The hits just keep on comin’

This post made it to’s Top Posts today, which must mean that people were so starved for comedy after the Will Ferrell movie that anything looked funny to ’em.

Quick summary: the Green Party of Canada said that they would be looking for houses with their lights out during the recent “Earth Hour”, and make a note to go back to those houses to ask for donations and such during the next election campaign, as it was a fair bet the folks in those houses would be environmentally conscious voters. Now taken as a statement, this makes an inordinate amount of sense, and – take it from me, please – is better than the way most political parties get information about you. Continue reading

When life isn’t really living

Recently left this comment in a blog where the “pro-life” movement was being discussed; in particular, it was unveiled as more of an “anti-choice” movement instead.

Amanda has hit on a real touchstone of the “pro-life” movement: their selective approach. Often, pro-life conservatives are the first to speak out against funding for social programs in the U.S. which provide for single and economically poor mothers, such as universal health care, Head Start, and school lunch programs. They’ll do everything in their power to insure that you carry your baby to term, advocating that the full weight of the State should be brought to bear to perform this “holy” task – but once the baby’s born, it’s suddenly *your* problem.

To put it in another sense, I’m also frequently offended by those who use the “sanctity of life” argument to oppose abortion, but do not continue that stance to include opposition to war and the death penalty. Apparently, to those folks, life is only “sacred” if it’s a baby; once they grow up, it’s okay in God’s eyes if they’re killed…

To be fair, this attitude is not universal among Christians or conservatives, and does seem to be changing. I’ve worked with Catholic organizations on peace efforts in the past; they are all perfectly consistent about their pro-life views and though some express discomfort at working with traditional liberals, they do so anyway, which I respect. As well, though I do not agree with his policies, Mike Huckabee is stumping on the idea of extending the social network to include those who follow the pro-life message and carry their children to term.
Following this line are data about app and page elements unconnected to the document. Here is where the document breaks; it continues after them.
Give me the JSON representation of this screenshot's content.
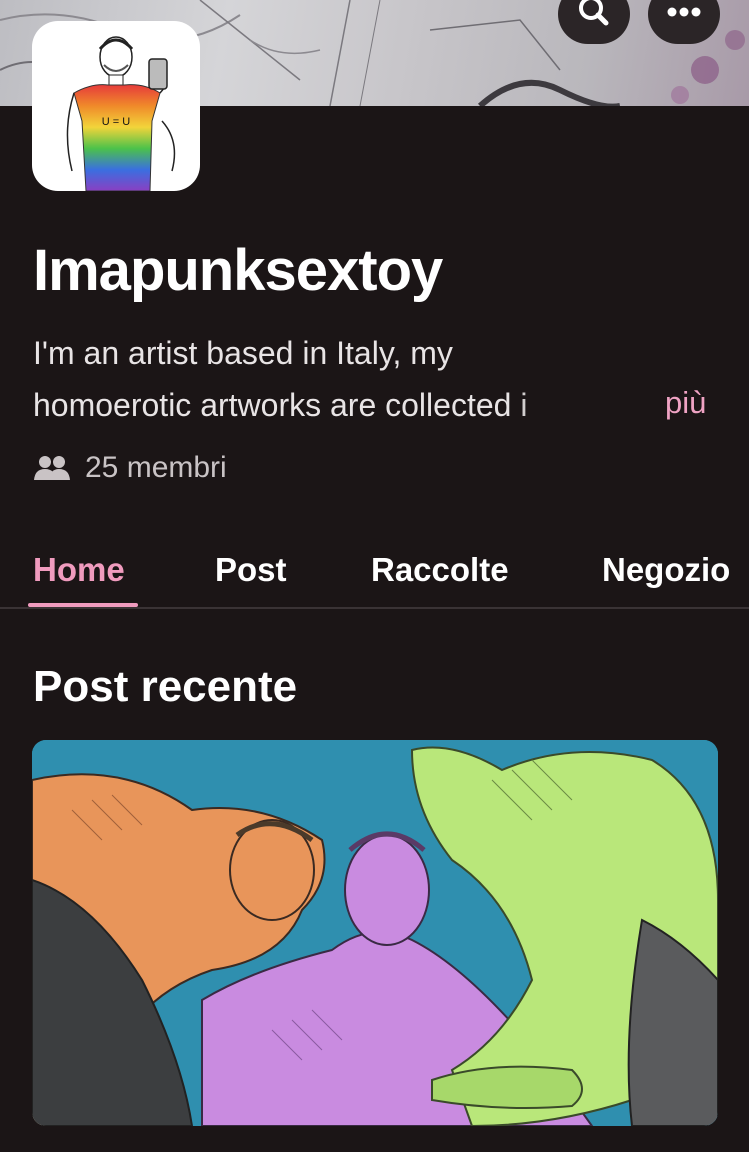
{
  "header": {
    "search_icon": "search-icon",
    "more_icon": "more-dots-icon"
  },
  "profile": {
    "avatar_shirt_text": "U = U",
    "name": "Imapunksextoy",
    "description_line1": "I'm an artist based in Italy, my",
    "description_line2": "homoerotic artworks are collected i",
    "more_label": "più",
    "members_icon": "members-icon",
    "members_text": "25 membri"
  },
  "tabs": [
    {
      "label": "Home",
      "active": true
    },
    {
      "label": "Post",
      "active": false
    },
    {
      "label": "Raccolte",
      "active": false
    },
    {
      "label": "Negozio",
      "active": false
    }
  ],
  "recent": {
    "title": "Post recente"
  },
  "colors": {
    "background": "#1b1516",
    "accent": "#f09bbe",
    "post_bg": "#2f8faf",
    "orange_figure": "#e8955a",
    "violet_figure": "#c98be0",
    "green_figure": "#b9e77a"
  }
}
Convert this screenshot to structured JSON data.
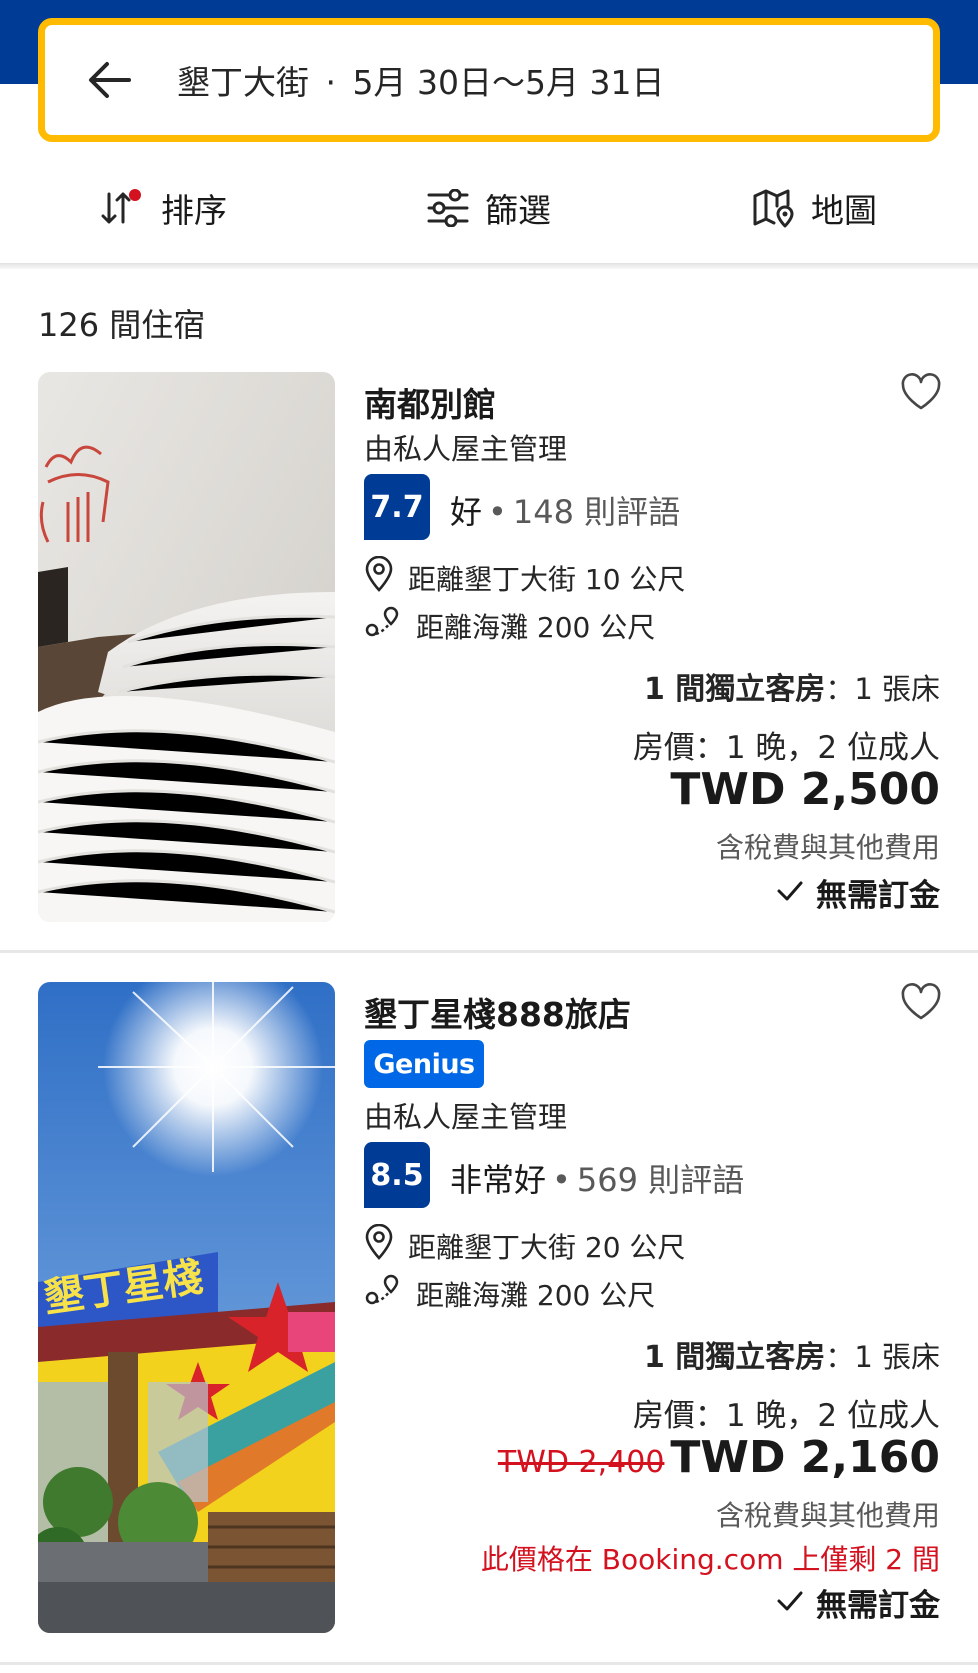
{
  "search": {
    "destination": "墾丁大街",
    "separator": "·",
    "dates": "5月 30日〜5月 31日"
  },
  "toolbar": {
    "sort_label": "排序",
    "filter_label": "篩選",
    "map_label": "地圖"
  },
  "colors": {
    "brand": "#003b95",
    "accent": "#febb02",
    "genius": "#0068e6",
    "alert": "#d4111e"
  },
  "results": {
    "count_text": "126 間住宿",
    "cards": [
      {
        "name": "南都別館",
        "host": "由私人屋主管理",
        "genius": null,
        "score": "7.7",
        "score_word": "好",
        "review_count": "148 則評語",
        "distance_center": "距離墾丁大街 10 公尺",
        "distance_beach": "距離海灘 200 公尺",
        "room_type": "1 間獨立客房",
        "beds": "1 張床",
        "stay": "房價：1 晚，2 位成人",
        "price": "TWD 2,500",
        "tax_note": "含稅費與其他費用",
        "no_deposit": "無需訂金"
      },
      {
        "name": "墾丁星棧888旅店",
        "host": "由私人屋主管理",
        "genius": "Genius",
        "score": "8.5",
        "score_word": "非常好",
        "review_count": "569 則評語",
        "distance_center": "距離墾丁大街 20 公尺",
        "distance_beach": "距離海灘 200 公尺",
        "room_type": "1 間獨立客房",
        "beds": "1 張床",
        "stay": "房價：1 晚，2 位成人",
        "original_price": "TWD 2,400",
        "price": "TWD 2,160",
        "tax_note": "含稅費與其他費用",
        "scarcity": "此價格在 Booking.com 上僅剩 2 間",
        "no_deposit": "無需訂金"
      }
    ]
  }
}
The whole “pro-life” phenomenon is interesting, and I’d like to take a closer look at it sometime, particularly the history behind it. The term “pro-life” wasn’t really used until about the late 1960s, if I recall; the argument before then was strictly a conservative Christian argument against the “wages of sin” – in other words, the real problem with abortion was that the mother was “getting away with” sex out of wedlock. The baby wasn’t even a consideration.

The Sexual Revolution brought that line of reasoning to a close, as, in general, telling people they can have sex is universally more successful than telling people they can’t.

I have read before, and now can’t find a source for it, that the movement was re-branded “pro-life” in a deliberate bit of marketing resulting from a meeting on that subject with a small number of participants which spelled out the marching orders for all. Suddenly, God wasn’t angry at the mother – He just wanted those poor babies to live. It was a much more “sellable” message. Instead of you being against sex, suddenly they were against babies. Hey, that works! And not coincidentally, it also marked the beginning of a more accusatory, radicalized form of advocacy. No longer were they content to gather in groups such as the Catholic League of Decency and tut-tut at the naughtiness about them…now, they had a holy crusade against the unbelievers on their hands. Later, this would extend, in some sick people’s minds, to blowing up clinics and shooting doctors.

In any case, if anyone has any info on that meeting, I’d like to read about it.